The mustached fellow looking at you from inside the museum building “depot” outcrop is an operator. His job was to receive and send dispatches, train orders and their confirmations, and communications to and from the dispatcher and other operators along the line by telegraph, and later on, telephone. In the days before A T C, or Automatic Train Control, and C T C -- Centralized Traffic Control, he was also responsible for issuing orders regulating all movement on the line to the engineers and conductors of passing trains.
The train order system was in general use by railroads throughout the United States by 1874. Train order forms consisted of pads of very thin paper called “flimsies”. A stylus was used to write the orders, with two-sided carbon paper inserted between each sheet and below the last sheet against a piece of tin, so the carbon transferred to both the front and back of each flimsie except the top copy. This method was used so the order could be read by holding it up in front of a kerosene lantern.
For a “19” order, the train did not have to stop. The order could be passed to the engineer in the cab of the passing train and then to the conductor in the caboose, “on the fly,” through the use of a hoop or fork – types of sticks or wands to which the orders would be attached. Examples of these can be seen on the wall above the windows inside the operator’s position. A “31” order required that the train intended to receive the order be stopped, as the order had to be signed and read back by the train crew personnel. To accomplish this, the operator would set a Train Order Signal, or Order Board, to the “Stop” aspect. This type of signal can be seen extending from the outside wall over the windows of the operator’s position, with the red “bowtie” perpendicular to the tracks, indicating “Stop.” A Burlington-type Train Order Signal can be seen across the tracks, in front of the Library, and its horizontal semaphore blades are indicating “Stop” in both directions.
Train orders were initially disseminated from the dispatcher to the stations along the line by telegraph. Samuel F. B. Morse first demonstrated a successful telegraph line in 1844, and a railroad-owned telegraph system was first used exclusively for dispatching trains by the Pennsylvania Railroad in Pittsburgh in 1854.
The telegraph system used by railroads required the use of only one wire running from station to station. The circuit return was earth ground, and the entire circuit was powered by batteries. An operator sending a message would make and break the circuit with his telegraph key. All other operators’ keys would be short-circuited to complete the series circuit and only one operator could send at a time.
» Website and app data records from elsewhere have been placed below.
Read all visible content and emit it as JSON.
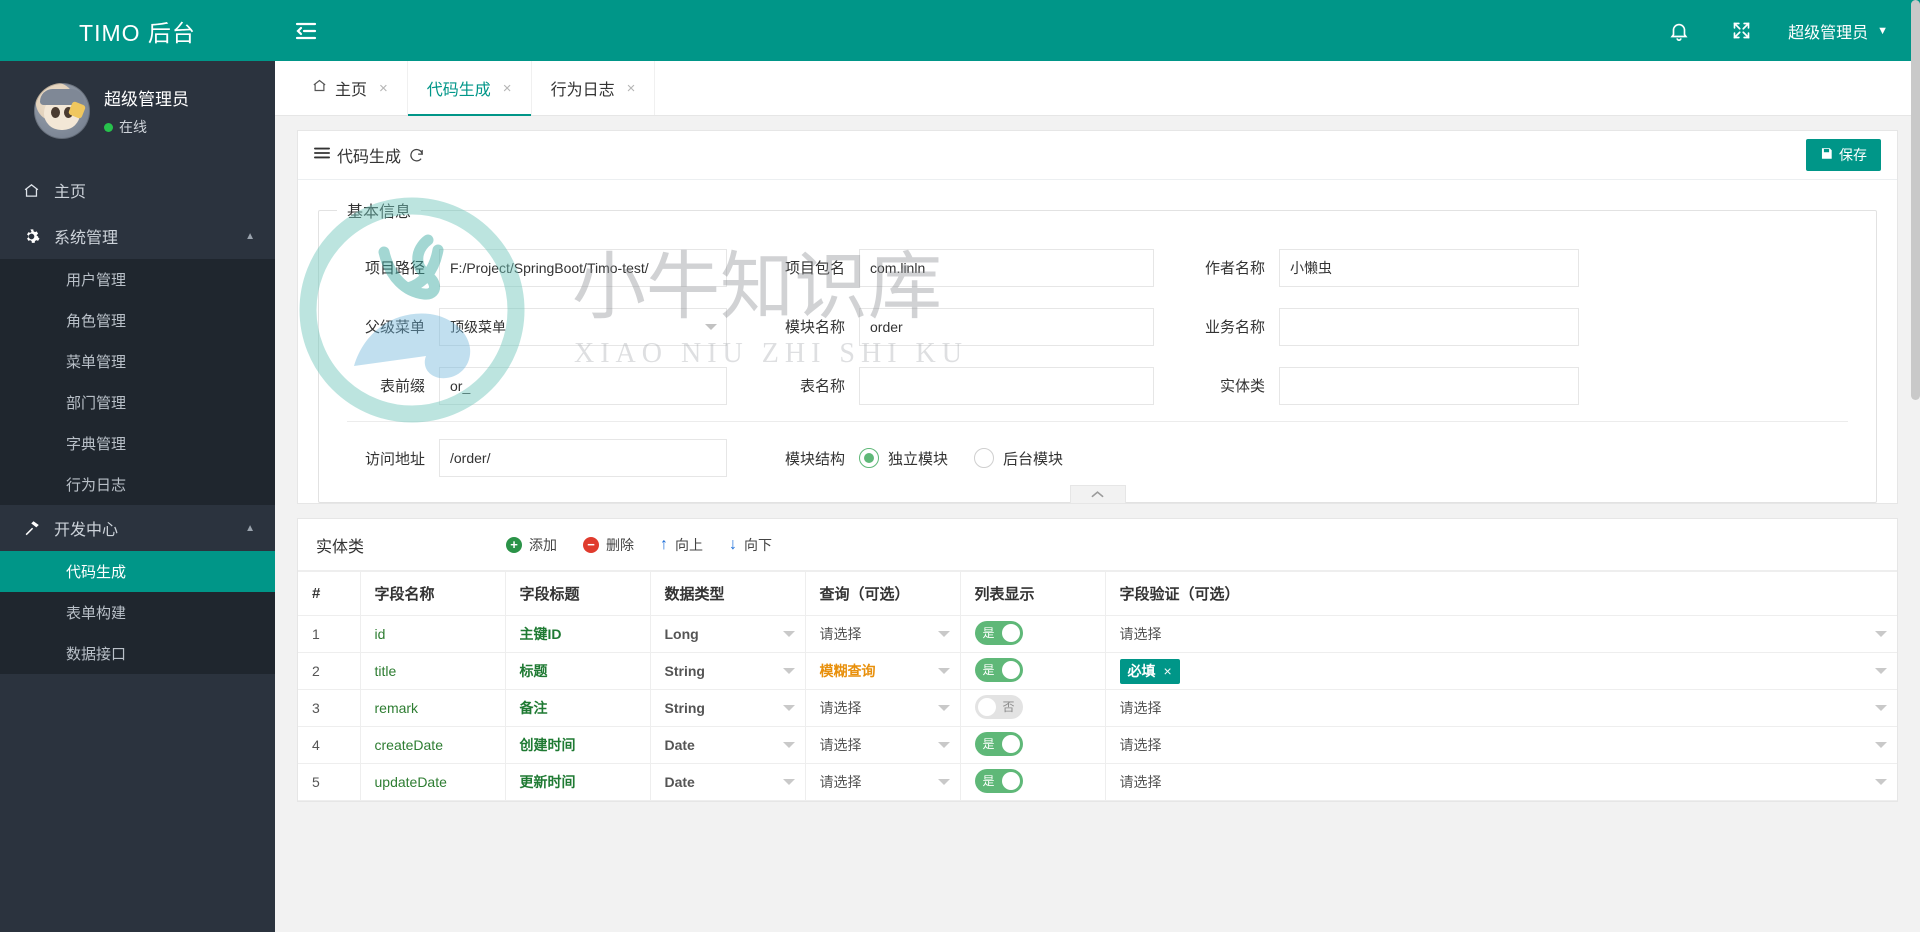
{
  "brand": {
    "logo_text": "TIMO 后台"
  },
  "profile": {
    "name": "超级管理员",
    "status": "在线"
  },
  "sidebar": {
    "items": [
      {
        "label": "主页",
        "icon": "home-icon"
      },
      {
        "label": "系统管理",
        "icon": "gear-icon",
        "caret": "▲"
      },
      {
        "label": "开发中心",
        "icon": "hammer-icon",
        "caret": "▲"
      }
    ],
    "system_children": [
      {
        "label": "用户管理"
      },
      {
        "label": "角色管理"
      },
      {
        "label": "菜单管理"
      },
      {
        "label": "部门管理"
      },
      {
        "label": "字典管理"
      },
      {
        "label": "行为日志"
      }
    ],
    "dev_children": [
      {
        "label": "代码生成",
        "active": true
      },
      {
        "label": "表单构建",
        "active": false
      },
      {
        "label": "数据接口",
        "active": false
      }
    ]
  },
  "header": {
    "hamburger_icon": "menu-fold-icon",
    "bell_icon": "bell-icon",
    "fullscreen_icon": "fullscreen-icon",
    "user_label": "超级管理员",
    "user_caret": "▼"
  },
  "tabs": [
    {
      "label": "主页",
      "icon": "home-icon",
      "close": "×",
      "active": false
    },
    {
      "label": "代码生成",
      "close": "×",
      "active": true
    },
    {
      "label": "行为日志",
      "close": "×",
      "active": false
    }
  ],
  "card": {
    "title": "代码生成",
    "menu_icon": "list-icon",
    "refresh_icon": "refresh-icon",
    "save_label": "保存",
    "save_icon": "save-icon"
  },
  "basic": {
    "legend": "基本信息",
    "fields": [
      {
        "label": "项目路径",
        "value": "F:/Project/SpringBoot/Timo-test/",
        "placeholder": "",
        "type": "text"
      },
      {
        "label": "项目包名",
        "value": "com.linln",
        "placeholder": "",
        "type": "text"
      },
      {
        "label": "作者名称",
        "value": "小懒虫",
        "placeholder": "",
        "type": "text"
      },
      {
        "label": "父级菜单",
        "value": "顶级菜单",
        "placeholder": "",
        "type": "select"
      },
      {
        "label": "模块名称",
        "value": "order",
        "placeholder": "",
        "type": "text"
      },
      {
        "label": "业务名称",
        "value": "",
        "placeholder": "",
        "type": "text"
      },
      {
        "label": "表前缀",
        "value": "or_",
        "placeholder": "",
        "type": "text"
      },
      {
        "label": "表名称",
        "value": "",
        "placeholder": "",
        "type": "text"
      },
      {
        "label": "实体类",
        "value": "",
        "placeholder": "",
        "type": "text"
      }
    ],
    "url_label": "访问地址",
    "url_value": "/order/",
    "struct_label": "模块结构",
    "struct_options": [
      {
        "label": "独立模块",
        "checked": true
      },
      {
        "label": "后台模块",
        "checked": false
      }
    ],
    "collapse_icon": "chevron-up-icon"
  },
  "entity": {
    "title": "实体类",
    "actions": [
      {
        "label": "添加",
        "icon": "plus-circle-icon"
      },
      {
        "label": "删除",
        "icon": "minus-circle-icon"
      },
      {
        "label": "向上",
        "icon": "arrow-up-icon"
      },
      {
        "label": "向下",
        "icon": "arrow-down-icon"
      }
    ],
    "columns": [
      "#",
      "字段名称",
      "字段标题",
      "数据类型",
      "查询（可选）",
      "列表显示",
      "字段验证（可选）"
    ],
    "rows": [
      {
        "idx": "1",
        "field": "id",
        "title": "主键ID",
        "type": "Long",
        "query": "请选择",
        "query_set": false,
        "list": "是",
        "list_on": true,
        "validate": "请选择",
        "tags": []
      },
      {
        "idx": "2",
        "field": "title",
        "title": "标题",
        "type": "String",
        "query": "模糊查询",
        "query_set": true,
        "list": "是",
        "list_on": true,
        "validate": "",
        "tags": [
          "必填"
        ]
      },
      {
        "idx": "3",
        "field": "remark",
        "title": "备注",
        "type": "String",
        "query": "请选择",
        "query_set": false,
        "list": "否",
        "list_on": false,
        "validate": "请选择",
        "tags": []
      },
      {
        "idx": "4",
        "field": "createDate",
        "title": "创建时间",
        "type": "Date",
        "query": "请选择",
        "query_set": false,
        "list": "是",
        "list_on": true,
        "validate": "请选择",
        "tags": []
      },
      {
        "idx": "5",
        "field": "updateDate",
        "title": "更新时间",
        "type": "Date",
        "query": "请选择",
        "query_set": false,
        "list": "是",
        "list_on": true,
        "validate": "请选择",
        "tags": []
      }
    ]
  },
  "watermark": {
    "text_cn": "小牛知识库",
    "text_en": "XIAO NIU ZHI SHI KU"
  },
  "colors": {
    "brand": "#009688",
    "sidebar": "#2b333e",
    "accent_green": "#5fb878",
    "warn": "#e8900c"
  }
}
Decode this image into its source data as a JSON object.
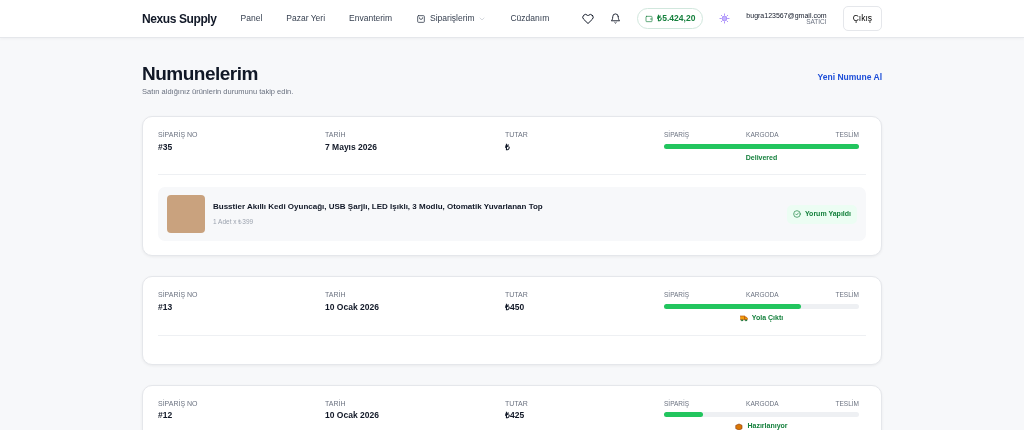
{
  "navbar": {
    "brand": "Nexus Supply",
    "links": [
      {
        "label": "Panel",
        "kind": "plain"
      },
      {
        "label": "Pazar Yeri",
        "kind": "plain"
      },
      {
        "label": "Envanterim",
        "kind": "plain"
      },
      {
        "label": "Siparişlerim",
        "kind": "dropdown"
      },
      {
        "label": "Cüzdanım",
        "kind": "plain"
      }
    ],
    "balance": "₺5.424,20",
    "user": {
      "email": "bugra123567@gmail.com",
      "role": "SATICI"
    },
    "logout": "Çıkış"
  },
  "page": {
    "title": "Numunelerim",
    "subtitle": "Satın aldığınız ürünlerin durumunu takip edin.",
    "action": "Yeni Numune Al"
  },
  "orders": [
    {
      "labels": [
        "SİPARİŞ NO",
        "TARİH",
        "TUTAR"
      ],
      "order_no": "#35",
      "date": "7 Mayıs 2026",
      "amount": "₺",
      "steps": [
        "SİPARİŞ",
        "KARGODA",
        "TESLİM"
      ],
      "level": 1.0,
      "status": {
        "kind": "delivered",
        "label": "Delivered"
      },
      "items": [
        {
          "name": "Busstier Akıllı Kedi Oyuncağı, USB Şarjlı, LED Işıklı, 3 Modlu, Otomatik Yuvarlanan Top",
          "detail": "1 Adet x ₺399",
          "review": "Yorum Yapıldı"
        }
      ]
    },
    {
      "labels": [
        "SİPARİŞ NO",
        "TARİH",
        "TUTAR"
      ],
      "order_no": "#13",
      "date": "10 Ocak 2026",
      "amount": "₺450",
      "steps": [
        "SİPARİŞ",
        "KARGODA",
        "TESLİM"
      ],
      "level": 0.7,
      "status": {
        "kind": "shipped",
        "label": "Yola Çıktı"
      }
    },
    {
      "labels": [
        "SİPARİŞ NO",
        "TARİH",
        "TUTAR"
      ],
      "order_no": "#12",
      "date": "10 Ocak 2026",
      "amount": "₺425",
      "steps": [
        "SİPARİŞ",
        "KARGODA",
        "TESLİM"
      ],
      "level": 0.2,
      "status": {
        "kind": "preparing",
        "label": "Hazırlanıyor"
      }
    }
  ]
}
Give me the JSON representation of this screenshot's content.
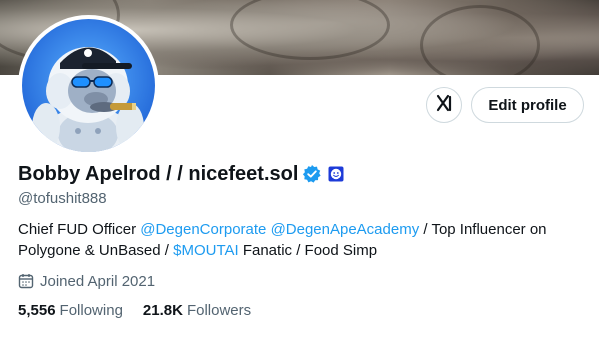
{
  "profile": {
    "display_name": "Bobby Apelrod / / nicefeet.sol",
    "handle": "@tofushit888",
    "verified": true,
    "bio": {
      "part1": "Chief FUD Officer ",
      "mention1": "@DegenCorporate",
      "part2": " ",
      "mention2": "@DegenApeAcademy",
      "part3": " / Top Influencer on Polygone & UnBased / ",
      "cashtag": "$MOUTAI",
      "part4": " Fanatic / Food Simp"
    },
    "joined": "Joined April 2021",
    "following_count": "5,556",
    "following_label": "Following",
    "followers_count": "21.8K",
    "followers_label": "Followers"
  },
  "actions": {
    "grok_icon": "grok-icon",
    "edit_profile_label": "Edit profile"
  },
  "colors": {
    "accent": "#1d9bf0",
    "text_primary": "#0f1419",
    "text_secondary": "#536471",
    "border": "#cfd9de"
  }
}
Sounders at each operator’s location along the line would chatter with the keyed circuit interruptions caused by the sending telegraph key, and the information was coded into short “dots,” long “dashes,” longer “dashes,” and timed space intervals. This was the original American Morse Code, used by the railroads, and it differs from the International Morse Code commonly used in radio transmission… so if you’re familiar with the ‘radio morse, you may have some difficulty in deciphering the clicks heard emanating from our operator’s location.
In addition to maintaining communications with the dispatcher and the train crews, the operator was also required to set the station clock. At a prescribed time each morning, the dispatcher would send, to each station on the line, the exact correct system time, to the second. Every operator would then set his station’s clock’s second hand to reflect that time. It was the responsibility of every train crew member then, as he came on duty, to set his “railroad approved” open-face, twenty-three-jewel, lever-set pocket watch to the station clock time.